Food Poverty and Charity in the UK: Food Banks, the Food Industry and the State

A Report by Pat Caplan

19 June 2020
Originally published in our Old Blog.

What does food poverty mean to you?
  • Not having enough to eat, being malnourished, being hungry?
  • Not being able to eat foods which you want or which are good for your health?

All of these are part of definitions of food insecurity or food poverty.

Isn’t this just a part of being poor?

Yes and no. If you are poor (i.e. you have an income of less than 60% of the average) you are also likely to be food poor.

But because food is the most ‘elastic’ part of the household budget, you may have to skimp on food to pay for other essentials such as bills, council tax, rent. You prioritise these because not paying them can lead to eviction and becoming homeless, having your gas or electricity cut off, or the arrival of the bailiffs.

By the time I started my research on food poverty in the UK in 2014, it was already widespread and has continued to grow inexorably since that time, with a quantum leap after the advent of the pandemic and the ensuing lockdown.

So how has UK society responded to this situation?

One response has been the growth in food aid organisations, particularly food banks.
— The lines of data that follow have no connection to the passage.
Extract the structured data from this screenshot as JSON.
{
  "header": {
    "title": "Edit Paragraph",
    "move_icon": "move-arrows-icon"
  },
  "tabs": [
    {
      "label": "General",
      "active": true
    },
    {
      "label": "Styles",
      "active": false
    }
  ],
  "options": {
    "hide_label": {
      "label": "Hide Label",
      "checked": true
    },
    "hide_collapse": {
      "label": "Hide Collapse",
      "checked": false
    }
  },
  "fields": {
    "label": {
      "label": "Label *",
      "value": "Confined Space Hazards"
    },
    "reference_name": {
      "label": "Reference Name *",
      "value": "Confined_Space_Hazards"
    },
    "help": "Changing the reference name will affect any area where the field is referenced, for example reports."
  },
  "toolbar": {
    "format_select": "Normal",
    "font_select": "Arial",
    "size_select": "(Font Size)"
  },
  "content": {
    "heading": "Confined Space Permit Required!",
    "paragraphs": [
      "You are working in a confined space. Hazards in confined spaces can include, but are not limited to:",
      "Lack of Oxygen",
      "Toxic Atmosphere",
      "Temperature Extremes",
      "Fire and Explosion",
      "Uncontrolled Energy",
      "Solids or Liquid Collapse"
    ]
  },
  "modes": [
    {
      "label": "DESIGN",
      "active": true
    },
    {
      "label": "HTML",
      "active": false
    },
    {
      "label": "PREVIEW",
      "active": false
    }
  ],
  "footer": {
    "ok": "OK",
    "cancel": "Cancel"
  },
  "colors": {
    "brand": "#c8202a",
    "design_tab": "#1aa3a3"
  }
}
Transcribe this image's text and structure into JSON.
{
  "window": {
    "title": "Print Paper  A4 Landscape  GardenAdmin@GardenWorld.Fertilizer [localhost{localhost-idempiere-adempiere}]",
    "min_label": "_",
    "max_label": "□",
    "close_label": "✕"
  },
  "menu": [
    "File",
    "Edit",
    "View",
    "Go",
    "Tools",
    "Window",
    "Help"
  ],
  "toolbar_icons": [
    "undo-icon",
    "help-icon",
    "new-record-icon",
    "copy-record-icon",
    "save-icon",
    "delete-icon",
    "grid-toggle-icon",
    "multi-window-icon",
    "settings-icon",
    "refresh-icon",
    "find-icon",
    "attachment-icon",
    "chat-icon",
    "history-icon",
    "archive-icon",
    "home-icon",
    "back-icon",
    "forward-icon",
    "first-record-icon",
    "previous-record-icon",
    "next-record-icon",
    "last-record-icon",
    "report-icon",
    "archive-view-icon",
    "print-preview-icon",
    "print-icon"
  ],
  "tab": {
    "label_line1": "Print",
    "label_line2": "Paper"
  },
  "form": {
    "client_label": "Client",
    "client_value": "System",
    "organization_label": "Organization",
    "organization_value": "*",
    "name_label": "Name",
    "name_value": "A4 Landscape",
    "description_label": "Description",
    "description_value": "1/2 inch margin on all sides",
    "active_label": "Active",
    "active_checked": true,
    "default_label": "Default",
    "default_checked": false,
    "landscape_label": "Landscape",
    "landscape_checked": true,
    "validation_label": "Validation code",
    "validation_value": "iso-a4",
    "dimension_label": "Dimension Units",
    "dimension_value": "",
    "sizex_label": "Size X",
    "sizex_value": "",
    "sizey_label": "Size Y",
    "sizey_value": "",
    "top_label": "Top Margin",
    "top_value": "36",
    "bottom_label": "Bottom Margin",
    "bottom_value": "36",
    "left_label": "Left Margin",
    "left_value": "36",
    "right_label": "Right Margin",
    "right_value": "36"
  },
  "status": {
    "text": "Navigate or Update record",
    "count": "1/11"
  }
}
The Trussell Trust, set up in 2000, now has 1200 branches, while there are some 800 independent food banks, so at least one in every town, more actually than McDonalds.

How do they work? Within food aid organisations, there are several categories of players: donors, volunteers (including trustees as most are charities) and, of course, clients. 

Donors are members of the public who drop a tin or package into the collection bins in supermarkets or they are members of schools, churches, synagogues and mosques who raise collections for their local food bank.

Food banks provide food parcels to clients, often on production of a voucher obtained from a professional agency like Citizens Advice, GP, teacher, social worker. But this help is not unlimited – Trussell Trust for example, sets the limit at 3 times in 6 months. Furthermore, most of the food is ambient – tins, packages, bottles; only recently have some food banks been able to supply any fresh food like fruit and vegetables. 

Food banks are primarily run by volunteers who collect donated food from supermarkets and elsewhere, sort it by type and date, store it and make up parcels for clients. It’s very labour intensive but there is a whole army of people who participate on a regular basis.

More recently, donors have also included the food industry which donates ‘surplus’ food to charities: dented tins, squashed packages, food that is nearing its ‘consume by’ date. Much of this passes through food collection charities such as Fareshare, which works nationwide, or the Felix Project, which operates in and around London. The increasing participation of the food industry has enabled more fresh food to be available to food banks, but supplies are by no means guaranteed. Participation in the work of food charities enables the food companies to claim that they are fulfilling their corporate social responsibilities and thereby improve their ‘brand’.

In my research I interviewed many volunteers and even participated in some of their meetings and tasks. Many expressed their dismay about food poverty and felt that they should ‘do their bit’ to alleviate it. However, fewer volunteers were willing to become activists and seek to challenge the situation from which it arose, although more recently, some organisations like Trussell have engaged in a greater degree of campaigning.

Clients for the most part have an ambivalent attitude to food charities. On the one hand, the food parcels they receive help to alleviate some of their needs, but this comes with a heavy price: lack of choice and a feeling of stigma which is often internalised. Only a minority of food banks encourages clients to become volunteers, thereby breaking down the divide between givers and receivers.

Research on food charities suggests that only a minority of the food poor visits a food bank, yet the growth of this sector is a witness to the increasing need of many people. Why is this happening?

  • Low wages and precarious employment
  • Low benefits, plus long waiting times to access Universal Credit
  • Cuts in benefits

It can be summed up as low income, insufficient to meet all needs. 

The fragility of the charitable response to food poverty has been exposed by the pandemic which has seen unprecedented numbers seeking help. 

This problem cannot be solved by food banks – it is the result of historically-specific government policies such as austerity and therefore needs significant structural change to ensure that all citizens have sufficient income to feed themselves and their families.

Read more about Pat Caplan’s research on Food Poverty and Food Aid in the UK.

Pat Caplan is Emeritus Professor of Anthropology at Goldsmiths, University of London, where she previously taught for 25 years. Pat has also researched food issues in south India and Tanzania. In the 1990’s she directed a research project on public understandings of the relation between food and health, with the London Borough of Lewisham providing one of the focus areas. This material is now on the National Archives web.

︎ Images by Pat Caplan.